Sunday, March 25, 2012
Race in America Part 1 - Trayvon Martin
“There is nothing more painful to me at this stage in my life than to walk down the street and hear footsteps and start to think about robbery and then look around and see somebody white and feel relieved." Reverend Jesse Jackson speaking at an Operation Push meeting in the 90s.
Following the Trayvon Martin story, I don’t know how I feel. My emotions are all over the place: I’m angry, I’m frustrated, and I am saddened by the travesty. Trayvon Martin should be alive. From all accounts, George Zimmerman’s zealous actions snuffed out the life of an innocent young man.

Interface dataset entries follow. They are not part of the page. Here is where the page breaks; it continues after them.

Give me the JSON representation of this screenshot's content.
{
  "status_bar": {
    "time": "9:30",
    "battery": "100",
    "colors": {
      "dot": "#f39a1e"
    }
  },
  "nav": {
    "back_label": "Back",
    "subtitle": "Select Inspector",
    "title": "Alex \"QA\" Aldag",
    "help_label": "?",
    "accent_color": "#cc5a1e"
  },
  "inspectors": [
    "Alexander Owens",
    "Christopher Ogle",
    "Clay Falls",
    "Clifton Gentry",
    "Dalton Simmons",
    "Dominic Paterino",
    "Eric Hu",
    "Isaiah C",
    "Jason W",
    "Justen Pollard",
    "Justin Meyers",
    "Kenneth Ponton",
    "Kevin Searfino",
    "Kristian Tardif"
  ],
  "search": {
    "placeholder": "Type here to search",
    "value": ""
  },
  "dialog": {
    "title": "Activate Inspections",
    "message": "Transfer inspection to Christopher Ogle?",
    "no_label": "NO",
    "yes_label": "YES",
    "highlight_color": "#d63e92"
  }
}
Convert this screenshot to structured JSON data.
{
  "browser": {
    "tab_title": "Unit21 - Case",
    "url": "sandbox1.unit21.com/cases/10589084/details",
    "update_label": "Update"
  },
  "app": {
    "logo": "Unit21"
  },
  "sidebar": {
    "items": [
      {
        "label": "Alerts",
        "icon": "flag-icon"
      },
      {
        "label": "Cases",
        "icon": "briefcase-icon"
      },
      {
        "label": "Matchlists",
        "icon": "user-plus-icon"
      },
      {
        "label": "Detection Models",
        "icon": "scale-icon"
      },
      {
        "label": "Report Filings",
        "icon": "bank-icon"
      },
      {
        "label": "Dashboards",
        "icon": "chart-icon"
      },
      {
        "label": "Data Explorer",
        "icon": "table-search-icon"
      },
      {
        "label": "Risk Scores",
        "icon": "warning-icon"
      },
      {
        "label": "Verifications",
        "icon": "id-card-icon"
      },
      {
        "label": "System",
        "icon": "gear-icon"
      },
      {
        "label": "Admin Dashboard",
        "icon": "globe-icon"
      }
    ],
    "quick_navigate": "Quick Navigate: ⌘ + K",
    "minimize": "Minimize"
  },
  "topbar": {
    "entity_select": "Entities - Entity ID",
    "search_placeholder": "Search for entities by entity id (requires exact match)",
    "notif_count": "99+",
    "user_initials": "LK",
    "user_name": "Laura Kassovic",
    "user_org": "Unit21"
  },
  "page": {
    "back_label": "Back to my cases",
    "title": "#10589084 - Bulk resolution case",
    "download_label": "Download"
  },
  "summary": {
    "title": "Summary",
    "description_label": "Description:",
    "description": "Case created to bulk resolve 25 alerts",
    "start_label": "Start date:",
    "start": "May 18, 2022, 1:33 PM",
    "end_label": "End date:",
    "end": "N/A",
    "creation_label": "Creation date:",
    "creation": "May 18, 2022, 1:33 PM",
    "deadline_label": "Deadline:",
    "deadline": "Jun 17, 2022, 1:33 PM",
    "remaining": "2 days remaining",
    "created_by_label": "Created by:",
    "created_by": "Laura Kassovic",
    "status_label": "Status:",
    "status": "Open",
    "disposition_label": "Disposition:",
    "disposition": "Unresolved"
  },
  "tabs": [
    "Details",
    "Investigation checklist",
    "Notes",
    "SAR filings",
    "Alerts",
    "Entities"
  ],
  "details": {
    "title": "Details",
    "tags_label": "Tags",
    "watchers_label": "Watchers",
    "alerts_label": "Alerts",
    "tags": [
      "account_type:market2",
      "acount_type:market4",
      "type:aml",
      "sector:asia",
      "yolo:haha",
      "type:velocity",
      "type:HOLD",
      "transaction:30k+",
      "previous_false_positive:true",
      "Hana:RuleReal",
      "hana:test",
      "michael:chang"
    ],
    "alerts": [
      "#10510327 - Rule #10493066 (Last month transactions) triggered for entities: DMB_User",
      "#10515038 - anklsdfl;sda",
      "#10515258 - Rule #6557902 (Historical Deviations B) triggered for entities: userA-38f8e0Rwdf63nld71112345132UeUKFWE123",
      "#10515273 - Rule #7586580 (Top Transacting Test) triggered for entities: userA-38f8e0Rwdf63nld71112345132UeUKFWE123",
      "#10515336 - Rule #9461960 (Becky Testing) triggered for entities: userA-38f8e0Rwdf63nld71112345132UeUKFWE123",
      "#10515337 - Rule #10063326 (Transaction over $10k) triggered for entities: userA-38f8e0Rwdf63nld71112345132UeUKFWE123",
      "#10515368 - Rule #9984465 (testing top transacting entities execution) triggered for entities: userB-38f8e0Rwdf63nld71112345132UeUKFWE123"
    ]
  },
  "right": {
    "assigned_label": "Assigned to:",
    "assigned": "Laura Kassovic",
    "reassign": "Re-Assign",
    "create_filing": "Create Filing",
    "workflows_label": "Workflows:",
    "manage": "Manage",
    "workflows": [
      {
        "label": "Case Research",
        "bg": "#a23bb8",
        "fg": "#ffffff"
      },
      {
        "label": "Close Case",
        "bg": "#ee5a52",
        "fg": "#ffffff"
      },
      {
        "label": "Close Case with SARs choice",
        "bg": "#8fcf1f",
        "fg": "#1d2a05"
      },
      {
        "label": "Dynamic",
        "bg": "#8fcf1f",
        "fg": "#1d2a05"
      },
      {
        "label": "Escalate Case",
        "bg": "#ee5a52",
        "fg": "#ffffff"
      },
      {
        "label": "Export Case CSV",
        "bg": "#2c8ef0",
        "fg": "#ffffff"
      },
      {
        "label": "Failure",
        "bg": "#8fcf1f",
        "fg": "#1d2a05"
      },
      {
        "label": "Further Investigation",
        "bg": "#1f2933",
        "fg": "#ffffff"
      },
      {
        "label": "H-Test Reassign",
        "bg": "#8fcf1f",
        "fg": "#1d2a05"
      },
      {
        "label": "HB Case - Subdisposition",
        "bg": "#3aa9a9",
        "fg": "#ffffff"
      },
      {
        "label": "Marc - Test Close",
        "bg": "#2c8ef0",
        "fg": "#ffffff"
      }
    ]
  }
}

Like others, I am disturbed by the implications of this story. I fear for the Trayvon Martins in my life who are victimized for no other reason than Breathing While Black (BWB). Racism is real. Racial profiling is real. I know because I have experienced it. Everybody's incensed and outraged but who among us has not pointed a metaphorical finger at a Trayvon figure? Who hasn't come in contact with a Black male figure and felt our hearts quicken only to exhale sighs of relief when they pass us by just as Jesse Jackson said in the previous statement? Many of us, if not most of us, suffer from Scary Black Male Syndrome, a malady that is fed to us daily without question until tragedy strikes.
Like it or not, in a society that has cultivated the image of the Scary Black Male, hoodies and other styles of dress feed the myth. In my work, I know that my students are just wearing what’s trending, but a hooded figure is a more menacing one and its presence on boys of color in our society just stokes the stereotypical flame burning within too many of us. While I understand gravity of the situation before us, what I don’t understand is why the premature violent death of any child or young person is not a cause for us to be alarmed? What measures are taking to prevent tragedy rather than react in the aftermath?
In urban cities every day, our children’s blood spills into the streets. A couple of weekends ago in Chicago there were 58 shootings, 10 of them fatal. Among them was Aliyah Shell, a six-year old girl whose body was riddled with bullets in what appears to be a gang-related retaliation at someone in her family. She was six; she wasn’t gangbanging! On March 3, Bo Morrison, a 20 year-old African-American male was also killed in Slinger, Wisconsin. He, too was unharmed, but was shot to death because a man felt threatened. Bo had been at a party and was drinking, and the police were called because of the loud, rowdy behavior of the party participants and Bo tried to run and hide to avoid getting a citation. He hid on the man’s back porch, and when the man saw Bo, he shot him. According to the news accounts, Bo seemed to be a decent person who made a stupid mistake that cost him his life.
Trayvon Martin’s story is everywhere as it should be. But where are the online petitions, the marches and the vigils for the Aliyahs and Bos. Who do we take to the streets for, change our profile pictures and our status to reflect a sense of solidarity? How does the tragic death of one who will never have another birthday or see a graduation supersede that of another? I’m just asking.
Another thing that bothers me about this case, is focus on how to come out of a racist encounter alive. I have read the online letters to unborn sons, advice to black boys about how to avoid being the next Trayvon Martin, but nothing I’ve read gives them advice on how to stay alive in a situation with a trigger man who looks just like him, and is filled with so much self-hatred-- a bi-product of racism that killed Trayvon and allows his killer to be free--that the shooter devalues anyone who looks like him? We’re teaching them how to navigate through the racial jungle, but what about the intra-racial jungle awaiting them?
When George Zimmerman is charged, and the symbolic hoodies come off, then what? Will we go back to life before Trayvon just like we did with Troy Davis? We were outraged when Darion Albert, the Fenger High School student was beaten to death, but how much has changed? Is there a safer passage going to and from schools today? Do we know? Do we care? Darion’s death was thrust into the spotlight when the video of his beating went viral. But he would have been another casualty of urban violence had not the world been watching Chicago in its Olympic bid.
Is this a galvanizing movement for much needed social change in this country or is this just another trending topic for the day? Where do we go from here?